Local industries, particularly those in the manufacturing and import sectors, have been reeling under an unjustifiable influx of counterfeit and illicit trade that is growing at a surprising phenomenal rate and thereby poses a clear and present danger to the economy.
It is refreshing that Deputy Director General of the CID, ACP Dennis Abade, was quoted as saying at the training programme that the counterfeiting business was a global multi-billion crime which organised criminal groups used to amass wealth.
In Ghana today, manufacturers and importers of textiles, alcoholic and non-alcoholic beverages, tobacco products and other fast- moving consumer goods (FMCGs) are at the mercy of the illicit trade taking the form of either counterfeit goods, contraband or smuggled goods or even tax-evaded goods.
The threat of counterfeit goods and illicit trade to the survival of local industries compelled, the President of the Ghana Employers Association (GEA), Mr Terrence Darko to call on the government at the 2016 annual general meeting of the GEA to clear the local market of fake products.
He also drew attention to the fact that the state was losing revenue as a result because it was not able to collect taxes from collapsed industries, while many people were also losing jobs.
The above prognosis must be a wake-up call for the government, the security agencies, industries, consumers and the citizenry to join hands in a sustained manner to rid our markets of counterfeit and illicit goods.
The need for understanding concepts in the illegal trade
It has been argued by chieftains of industry and industry watchers that in spite of the strides made by stakeholders to combat illicit trade, counterfeit trading, illicit manufacturing among others, there is a lack of understanding; which often inures to the benefit of purveyors of the underground trade.
It is thus imperative that all stakeholders have a firm grasp of key terms and usages in the illegal trade to facilitate swift actions against practitioners of illegal trade.
Article 1 of the World Health Organisation (WHO) Framework Convention on Tobacco Control (FTC) for example defines illicit trade “… as any practice or conduct prohibited by law and which relates to production, shipment, receipt, possession, distribution, sale or purchase, including any practice or conduct intended to facilitate such activity.”
Thus, using the Ghanaian experience as an example, any person who produces, ships, receives, possesses, distributes, sells and/or purchases and further to that acts in any manner intended to facilitate the trade in uncustomed tobacco, textiles, alcoholic or non-alcoholic beverage is part of the chain of illicit trade that deprives Ghana of tax revenue.

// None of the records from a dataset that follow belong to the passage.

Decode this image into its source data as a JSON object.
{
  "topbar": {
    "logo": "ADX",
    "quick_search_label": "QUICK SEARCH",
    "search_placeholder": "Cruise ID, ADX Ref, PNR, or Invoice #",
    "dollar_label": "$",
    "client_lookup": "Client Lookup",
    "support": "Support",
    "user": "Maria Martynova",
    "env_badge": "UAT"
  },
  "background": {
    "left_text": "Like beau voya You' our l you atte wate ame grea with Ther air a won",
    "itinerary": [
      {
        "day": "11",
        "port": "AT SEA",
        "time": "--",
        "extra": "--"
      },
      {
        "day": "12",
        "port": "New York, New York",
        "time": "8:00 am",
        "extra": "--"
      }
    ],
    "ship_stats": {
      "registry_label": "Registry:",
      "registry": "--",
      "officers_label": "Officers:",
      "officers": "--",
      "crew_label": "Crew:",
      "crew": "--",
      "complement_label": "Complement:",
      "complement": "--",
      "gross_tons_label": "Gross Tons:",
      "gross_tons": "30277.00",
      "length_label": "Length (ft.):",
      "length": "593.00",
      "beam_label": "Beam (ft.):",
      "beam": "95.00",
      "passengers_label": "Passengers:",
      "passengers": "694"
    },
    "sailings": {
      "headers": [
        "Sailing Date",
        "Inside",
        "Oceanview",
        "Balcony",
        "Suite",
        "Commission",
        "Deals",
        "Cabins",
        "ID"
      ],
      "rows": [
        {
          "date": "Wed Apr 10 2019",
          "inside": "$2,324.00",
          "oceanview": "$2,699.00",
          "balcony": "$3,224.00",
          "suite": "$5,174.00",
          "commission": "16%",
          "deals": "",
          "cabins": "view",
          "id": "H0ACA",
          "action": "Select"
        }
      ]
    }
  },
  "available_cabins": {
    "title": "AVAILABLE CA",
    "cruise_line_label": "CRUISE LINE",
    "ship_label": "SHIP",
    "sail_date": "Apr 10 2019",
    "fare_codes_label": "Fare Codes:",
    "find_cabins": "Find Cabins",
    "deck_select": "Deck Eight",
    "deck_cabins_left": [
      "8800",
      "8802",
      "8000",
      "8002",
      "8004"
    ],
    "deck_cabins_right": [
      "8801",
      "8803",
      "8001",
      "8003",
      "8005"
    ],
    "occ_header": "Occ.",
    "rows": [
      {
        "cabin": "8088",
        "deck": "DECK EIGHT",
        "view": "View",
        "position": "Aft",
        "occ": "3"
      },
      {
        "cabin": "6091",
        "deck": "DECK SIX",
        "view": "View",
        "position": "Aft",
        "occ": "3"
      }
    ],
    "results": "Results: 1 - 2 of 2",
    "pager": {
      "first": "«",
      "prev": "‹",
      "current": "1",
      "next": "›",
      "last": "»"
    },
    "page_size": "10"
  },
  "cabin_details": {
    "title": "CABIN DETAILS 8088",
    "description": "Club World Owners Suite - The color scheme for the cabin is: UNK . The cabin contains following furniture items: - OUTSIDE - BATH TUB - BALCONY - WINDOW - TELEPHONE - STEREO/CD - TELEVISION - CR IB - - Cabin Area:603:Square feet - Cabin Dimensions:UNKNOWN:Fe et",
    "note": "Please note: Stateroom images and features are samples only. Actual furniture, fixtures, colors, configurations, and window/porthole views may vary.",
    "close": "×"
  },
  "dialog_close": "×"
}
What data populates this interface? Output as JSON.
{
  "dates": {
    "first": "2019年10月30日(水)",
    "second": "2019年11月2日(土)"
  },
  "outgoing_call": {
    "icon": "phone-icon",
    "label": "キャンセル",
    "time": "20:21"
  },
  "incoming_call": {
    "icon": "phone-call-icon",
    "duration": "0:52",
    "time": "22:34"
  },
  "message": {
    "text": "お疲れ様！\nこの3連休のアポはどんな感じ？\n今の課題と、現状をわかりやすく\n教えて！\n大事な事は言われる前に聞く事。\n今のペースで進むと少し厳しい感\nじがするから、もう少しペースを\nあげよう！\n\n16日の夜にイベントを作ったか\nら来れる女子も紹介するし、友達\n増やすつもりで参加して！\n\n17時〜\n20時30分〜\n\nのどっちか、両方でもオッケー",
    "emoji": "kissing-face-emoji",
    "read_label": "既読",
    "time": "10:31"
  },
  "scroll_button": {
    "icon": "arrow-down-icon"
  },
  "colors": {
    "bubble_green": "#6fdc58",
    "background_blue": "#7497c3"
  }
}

Over a period, officials of the Customs Division of GRA have organised seizures of uncustomed tobacco, textiles, alcoholic and non-alcoholic beverages among others and burnt them at waste disposal sites. Commendable as this is, the continuous flourishing of illicit trade requires a relentless and co-ordinated effort by all concerned if Ghana is to win the war.

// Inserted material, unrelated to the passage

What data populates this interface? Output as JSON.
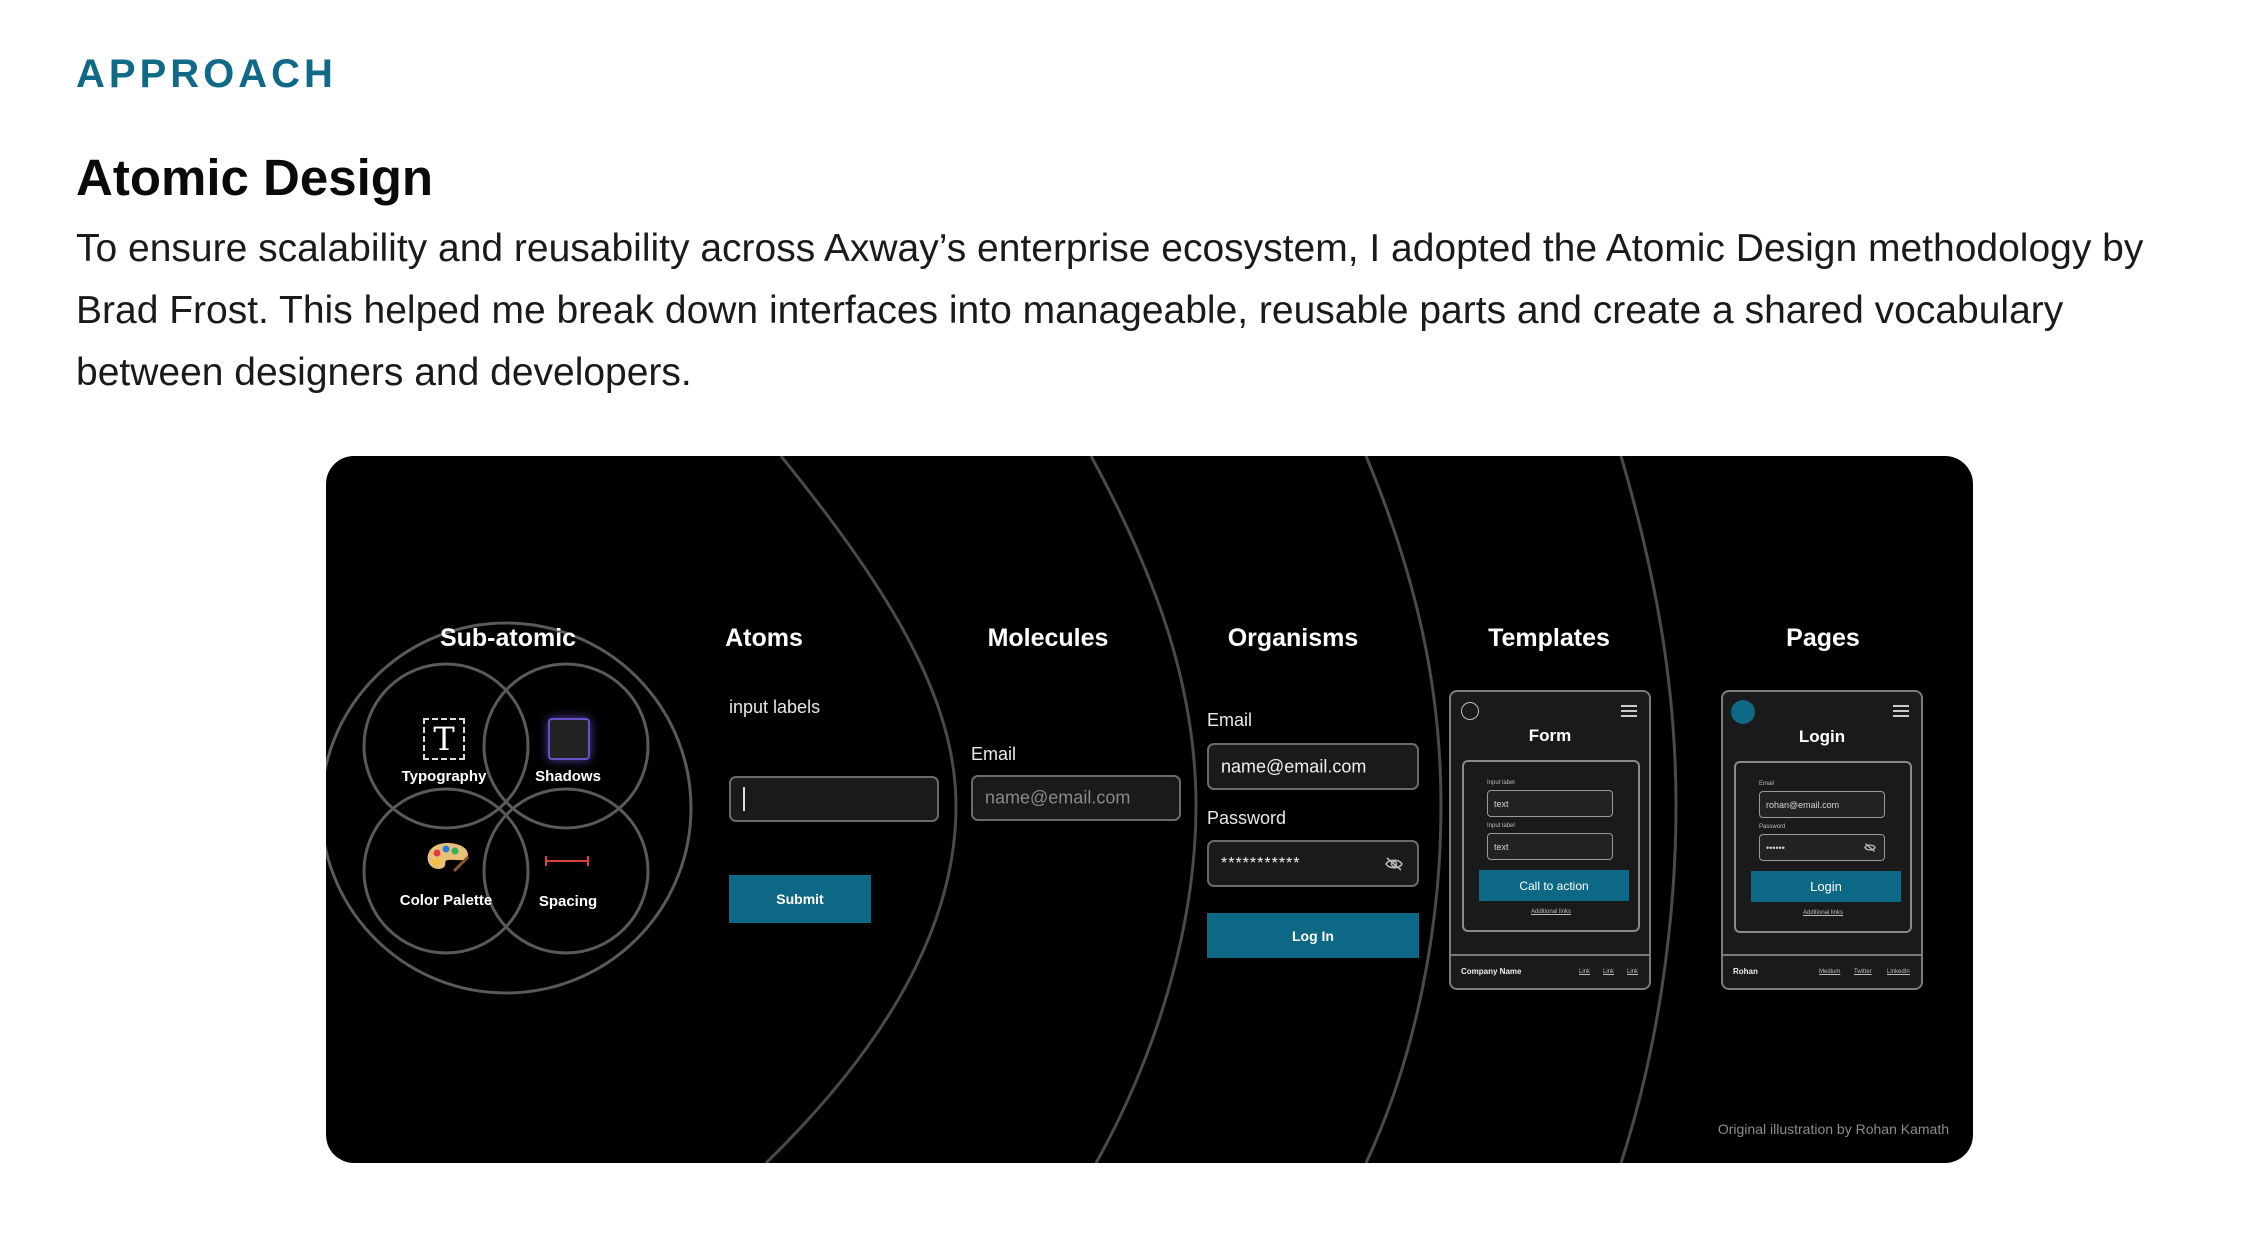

Another part of the illicit trade business is smuggling which can be defined as trading products illegally across borders. Genuine products and illegal products are both smuggled. The illegal products are as a result of illegal manufacturing as they do not conform to standards of the various regulatory agencies even in the countries where the illegal manufacturing takes place.
What the police can do
The remaining challenge is the area of small-scale purveyors of the illicit trade. The many traders who sell at our market places, corner shops and all manner of undefined trade channels continue to stock smuggled, counterfeit and uncustomed tobacco, textiles, alcoholic and non-alcoholic beverages for sale. That is why the police needs to up their game in the quest to stop illegal trade.
We need the police to detect counterfeit textiles, tobacco products, alcoholic and non-alcoholic beverages in our markets and other trade channels such as corner shops, table tops, stores at home, bars, eateries etc.; seize such goods for destruction and ensure the prosecution of traders who deal in such goods.
The police can rely on informants in communities, market places and all such places where the illicit trade is flourishing to conduct swoops.
Often, even when persons who engage in illicit trade are arrested, the prosecution does not conclude successfully.
It is instructive that at the training programme under reference, the Director of Operations of the CID, Chief Superintendent Felix Mawusi, spoke about the commitment of the police to ensure that persons engaged in the illegal trade would be prosecuted rigorously in the light of the Trade Mark Act, Act 876 of 2014.
In spite of the commitment exhibited by the police in the fight against illegal trade, it is important that the police work closely with the Attorney General’s Department to formulate charges to be preferred against persons arrested for illegal trading.
Manufacturers, importers and users of goods who suffer the brunt of illicit trade must also come to the aid of the police in their quest to stop that trade. Occasional knowledge-sharing workshops for industry players and the police must be held as persons involved in illicit trade are always evolving new methods of outwitting the security agencies.
The police must be effective partners in the fight against counterfeit and illicit trade.
Source: Daily Graphic